With cold and flu season peaking, the recall Thursday of 24 varieties of Triaminic and Theraflu Warming Relief syrups due to faulty child-resistant safety caps serves as a reminder to parents that cough and cold medications can be dangerous for kids. They haven't been proven to provide a benefit either, so parents (and their children) are better off first trying non-drug treatments that are safer and can make your child feel better.
Cough and cold medicines account for 11 percent of fatal poisonings, such as unintentional ingestions or overdoses, in children age five and younger, according to a 2012 report by Safe Kids Worldwide.
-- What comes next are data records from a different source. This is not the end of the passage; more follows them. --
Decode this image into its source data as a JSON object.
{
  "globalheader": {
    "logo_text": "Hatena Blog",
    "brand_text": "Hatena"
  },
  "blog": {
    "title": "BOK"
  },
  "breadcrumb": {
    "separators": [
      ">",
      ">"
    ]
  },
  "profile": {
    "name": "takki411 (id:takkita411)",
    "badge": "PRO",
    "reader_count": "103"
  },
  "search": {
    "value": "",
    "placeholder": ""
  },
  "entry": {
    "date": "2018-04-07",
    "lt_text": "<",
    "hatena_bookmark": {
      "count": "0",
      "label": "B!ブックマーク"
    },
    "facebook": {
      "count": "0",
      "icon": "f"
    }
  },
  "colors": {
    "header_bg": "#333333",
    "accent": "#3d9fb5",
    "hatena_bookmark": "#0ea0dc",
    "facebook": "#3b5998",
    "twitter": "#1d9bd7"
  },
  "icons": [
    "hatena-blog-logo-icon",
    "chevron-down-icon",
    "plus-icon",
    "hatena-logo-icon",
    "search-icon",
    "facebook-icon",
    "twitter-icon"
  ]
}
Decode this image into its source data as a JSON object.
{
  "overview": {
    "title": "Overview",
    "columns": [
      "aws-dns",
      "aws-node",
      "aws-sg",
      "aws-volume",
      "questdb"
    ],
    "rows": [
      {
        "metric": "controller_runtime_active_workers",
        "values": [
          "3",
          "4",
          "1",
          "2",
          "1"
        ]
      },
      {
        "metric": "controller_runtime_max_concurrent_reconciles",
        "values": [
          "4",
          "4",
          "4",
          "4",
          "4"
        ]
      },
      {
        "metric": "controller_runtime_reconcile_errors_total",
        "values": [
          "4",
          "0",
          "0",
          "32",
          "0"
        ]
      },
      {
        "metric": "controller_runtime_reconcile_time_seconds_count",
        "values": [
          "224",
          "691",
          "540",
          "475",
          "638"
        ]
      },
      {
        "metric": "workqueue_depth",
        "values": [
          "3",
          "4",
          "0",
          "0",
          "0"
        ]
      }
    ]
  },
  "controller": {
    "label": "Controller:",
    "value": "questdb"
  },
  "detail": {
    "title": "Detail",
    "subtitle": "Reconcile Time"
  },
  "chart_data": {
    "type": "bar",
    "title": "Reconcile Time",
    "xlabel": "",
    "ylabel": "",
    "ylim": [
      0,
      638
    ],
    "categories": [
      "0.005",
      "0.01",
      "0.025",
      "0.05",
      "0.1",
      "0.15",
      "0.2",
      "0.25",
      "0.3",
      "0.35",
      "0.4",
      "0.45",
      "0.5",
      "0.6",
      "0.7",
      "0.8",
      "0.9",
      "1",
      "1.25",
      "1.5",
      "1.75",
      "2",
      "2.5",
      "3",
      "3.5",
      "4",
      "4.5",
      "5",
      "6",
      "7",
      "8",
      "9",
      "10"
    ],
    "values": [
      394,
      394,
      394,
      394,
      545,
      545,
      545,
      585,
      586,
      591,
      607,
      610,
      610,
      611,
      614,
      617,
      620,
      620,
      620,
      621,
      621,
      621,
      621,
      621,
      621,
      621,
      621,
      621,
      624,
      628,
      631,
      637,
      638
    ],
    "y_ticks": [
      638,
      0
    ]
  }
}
Even when used intentionally, those medications can cause serious side effects in kids, so our medical advisers recommend that they not be given to children under 6, and they should be used with caution, if at all, in 6- to 12-year-olds.
Instead, try our long recommended proven home remedies if you have a child sick at home with a cold:
● Keep your child warm and dry in inclement weather, which can actually cut the chance of catching a cold in the first place.
● Give your child chicken soup, which can help with his or her congestion and sore throat, plus lessen the feeling of being sick.
● Ask your child to cough or sneeze into tissues, and dispose of them after using.
● Dole out honey (one-half teaspoon to children ages two to five, 1 teaspoon to children 6 to 11, and 2 teaspoons to those ages 12 to 18), or give your child hard (sugarless) candy to suck on to help reduce coughing--but don't give lozenges to young children or honey to infants younger than one year.
● Show your child how to gargle with warm, salty water, which can ease a painful throat.
● Remind your child to wash his or her hands often, which can reduce the likelihood of transmitting infections.
● Make sure your child gets plenty of rest.
If you decide to give your child an over-the-counter cough and cold medicine, avoid multisymptom remedies, whose mix of ingredients can raise the risk of side effects and overdoses, especially if you take them with other drugs. Instead, choose over-the-counter meds by active ingredients and buy single-symptom formulas. Always follow directions as to how to use the medicine, and do not give a child any medicine that is labeled for adults only. When pouring medicine for a child, only use the measuring device that comes with the medication--not household teaspoons or other items, as they are often different sizes.
Finally, be sure your child is vaccinated against seasonal influenza. The CDC recommends the flu shot for everyone 6 months or older.